Did Jeffrey Epstein’s partner Ghislaine Maxwell just request a gag order?
As more details, conspiracies, and updates break surrounding the infamous Epstein case, it can be hard to keep on top of everything. In recent weeks the media has focused on Ghislaine Maxwell – a British-American socialite arrested for her alleged involvement with Epstein and crimes of sex trafficking.
In light of recent events – from Maxwell’s “secret marriage” to Epstein, and her denied requests for bail – the media has had a field day discussing and scrutinizing every detail for the public’s information, or at least their entertainment. And in the latest news – did Ghislaine Maxwell really just requested a gag order?
Maxwell’s lawyer requests gag order
This past Tuesday the lawyer representing Maxwell in her high-profile criminal case approached the judge-to-be to request a gag order. The order would apply to lawyers, potential victims, and anyone else who is close to the case and its official proceedings.
Maxwell is being charged for her alleged involvement in sex trafficking and “grooming” of women as young as fourteen for Jeffrey Epstein in the 1990s. It’s likely you haven’t been able to avoid a headline or an image surrounding the case in past months.
After the recent decision by Judge Alison Nathan to hold Maxwell’s trial in July 2020, parties for the accused have serious concerns regarding media speculation and the current public image surrounding their client. Maxwell is also being held without bail until that date, labeled a “flight risk” by both the judge and prosecutors.
Why a gag order helps Epstein’s partner
Jeffrey Pagliuca, Maxwell’s attorney, expressed serious concerns over the ability to hold a fair trial, free from a jury and witnesses that may harbor bias against Maxwell. Maxwell still pleads not guilty, and intends to stand an ethical trial – something her partner Jeffrey Epstein never had.
In Pagliuca’s decision, he cited words from both Acting U.S. Attorney Audrey Strauss and the head of the NY FBI office, William Sweeney, calling Maxwell “one of the villains.” Public comments like these have the accused claiming a gag order is the only way to prevent “prejudicial pretrial publicity by the government” for Maxwell.
With so many high-profile individuals delivering some decisive statements about the accused – regardless of their accuracy – it’s a very real worry this information will help sway the success of prosecutors and witnesses over the jury. Considering the severity of the crimes, we doubt anyone wants a mistrial – well, except for maybe the accused.
Would Maxwell’s gag order really succeed?
As if there wasn’t enough attention surrounding the case, President Trump recently turned some heads when he answered some questions about Maxwell at a press conference. When asked about the case by a reporter, the President responded, “I haven’t really been following it too much. I just wish her well, frankly.”

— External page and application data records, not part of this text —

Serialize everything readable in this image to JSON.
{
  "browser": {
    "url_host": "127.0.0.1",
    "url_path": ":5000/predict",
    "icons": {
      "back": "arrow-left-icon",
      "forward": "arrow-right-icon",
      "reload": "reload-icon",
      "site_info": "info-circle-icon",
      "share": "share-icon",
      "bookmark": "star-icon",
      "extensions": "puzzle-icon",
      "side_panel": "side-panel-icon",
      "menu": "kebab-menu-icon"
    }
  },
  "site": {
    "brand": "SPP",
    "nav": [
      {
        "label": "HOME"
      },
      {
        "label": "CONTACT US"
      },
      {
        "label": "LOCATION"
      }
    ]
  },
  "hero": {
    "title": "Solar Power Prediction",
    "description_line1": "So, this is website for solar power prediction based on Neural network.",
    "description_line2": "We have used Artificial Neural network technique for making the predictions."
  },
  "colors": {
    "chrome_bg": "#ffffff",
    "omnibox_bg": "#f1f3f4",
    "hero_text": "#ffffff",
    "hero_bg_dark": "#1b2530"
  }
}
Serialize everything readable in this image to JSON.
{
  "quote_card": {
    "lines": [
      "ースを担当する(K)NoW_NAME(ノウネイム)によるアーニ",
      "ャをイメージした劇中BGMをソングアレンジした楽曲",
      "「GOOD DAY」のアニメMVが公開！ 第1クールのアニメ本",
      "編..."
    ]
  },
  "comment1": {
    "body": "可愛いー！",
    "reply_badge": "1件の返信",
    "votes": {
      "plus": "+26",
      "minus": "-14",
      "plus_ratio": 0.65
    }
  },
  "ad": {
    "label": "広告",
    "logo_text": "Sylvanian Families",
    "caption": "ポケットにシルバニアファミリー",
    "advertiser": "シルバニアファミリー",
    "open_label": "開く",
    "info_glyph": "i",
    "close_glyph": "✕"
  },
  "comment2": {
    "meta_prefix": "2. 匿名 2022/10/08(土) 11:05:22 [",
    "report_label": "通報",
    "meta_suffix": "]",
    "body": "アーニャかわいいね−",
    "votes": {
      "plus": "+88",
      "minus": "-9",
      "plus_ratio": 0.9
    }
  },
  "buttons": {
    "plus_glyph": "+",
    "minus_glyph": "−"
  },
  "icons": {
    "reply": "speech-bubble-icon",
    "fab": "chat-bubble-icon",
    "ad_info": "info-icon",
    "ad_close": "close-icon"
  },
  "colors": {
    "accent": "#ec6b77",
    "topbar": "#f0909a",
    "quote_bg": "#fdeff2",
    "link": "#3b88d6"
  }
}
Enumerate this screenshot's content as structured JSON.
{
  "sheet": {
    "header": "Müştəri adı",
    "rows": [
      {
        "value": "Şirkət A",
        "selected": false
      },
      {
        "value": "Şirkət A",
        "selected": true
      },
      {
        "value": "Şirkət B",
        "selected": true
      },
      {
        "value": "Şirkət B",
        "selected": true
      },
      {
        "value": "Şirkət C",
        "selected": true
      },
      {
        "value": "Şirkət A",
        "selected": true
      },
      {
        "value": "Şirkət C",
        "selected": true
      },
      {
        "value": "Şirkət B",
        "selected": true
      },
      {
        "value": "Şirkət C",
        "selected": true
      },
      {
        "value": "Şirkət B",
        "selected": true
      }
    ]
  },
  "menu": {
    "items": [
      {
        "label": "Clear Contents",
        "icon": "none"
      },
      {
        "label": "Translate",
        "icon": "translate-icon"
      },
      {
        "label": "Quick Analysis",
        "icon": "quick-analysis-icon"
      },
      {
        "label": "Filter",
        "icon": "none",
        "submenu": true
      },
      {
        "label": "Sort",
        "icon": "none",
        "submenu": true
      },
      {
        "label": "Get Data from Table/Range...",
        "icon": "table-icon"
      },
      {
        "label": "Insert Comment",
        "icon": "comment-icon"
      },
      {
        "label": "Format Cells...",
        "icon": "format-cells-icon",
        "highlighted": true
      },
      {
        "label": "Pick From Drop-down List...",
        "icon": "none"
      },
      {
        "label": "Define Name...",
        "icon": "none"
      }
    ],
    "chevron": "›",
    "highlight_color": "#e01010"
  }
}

Some have even likened the President’s comments to a code meant to intimidate Maxwell. It may just be a coincidence that the gag order came shortly after the President’s decision to comment on the case, but either way, it has only brought more conspiracy into the spotlight.
Sometimes not all publicity is good publicity – especially when you’re on trial for associations with one of the most hated people in the country. When the trial comes about, there’s no doubt it will become an inescapable source of coverage and conversation by everyone.
Judge responds to Maxwell’s gag order
Judge Nathan has been more than aware of the impending case and the power of information on public decisions. In response to Maxwell’s proposed gag order, the judge made a transparent comment about having received letters and messages from “non-parties” unrelated to the case.
Although Nathan assured Maxwell’s lawyers these documents were “procedurally improper or irrelevant” and would be disregarded, it can be easier said than done. Almost as soon as it was proposed, Judge Nathan was quick to reject the gag order.
Nathan declared that despite the current coverage of the case among the public and media outlets, she doesn’t “believe that further action is needed at this time to protect the Defendant’s right to a fair trial by an impartial jury” – at least for now.
Maxwell’s gag order: One for the future
Judge Nathan did go on to inform lawyers and witnesses from both parties that if she deemed Maxwell’s right to a fair trial was at risk, she “wouldn’t hesitate to take appropriate action.” This includes the violation of any court rules, such as using time outside of court to discuss evidence or sensitive information.
Whether or not a gag order would be effective at this point in the case, we’re sure that Maxwell’s lawyers will request another. Who knows what sort of findings will surface, or how a truly fair jury will be selected in the coming future.
Innocent until proven guilty, all we know is with a year to go until her trial, things are still looking bleak for Epstein’s alleged partner-in-crime, Ghislaine Maxwell.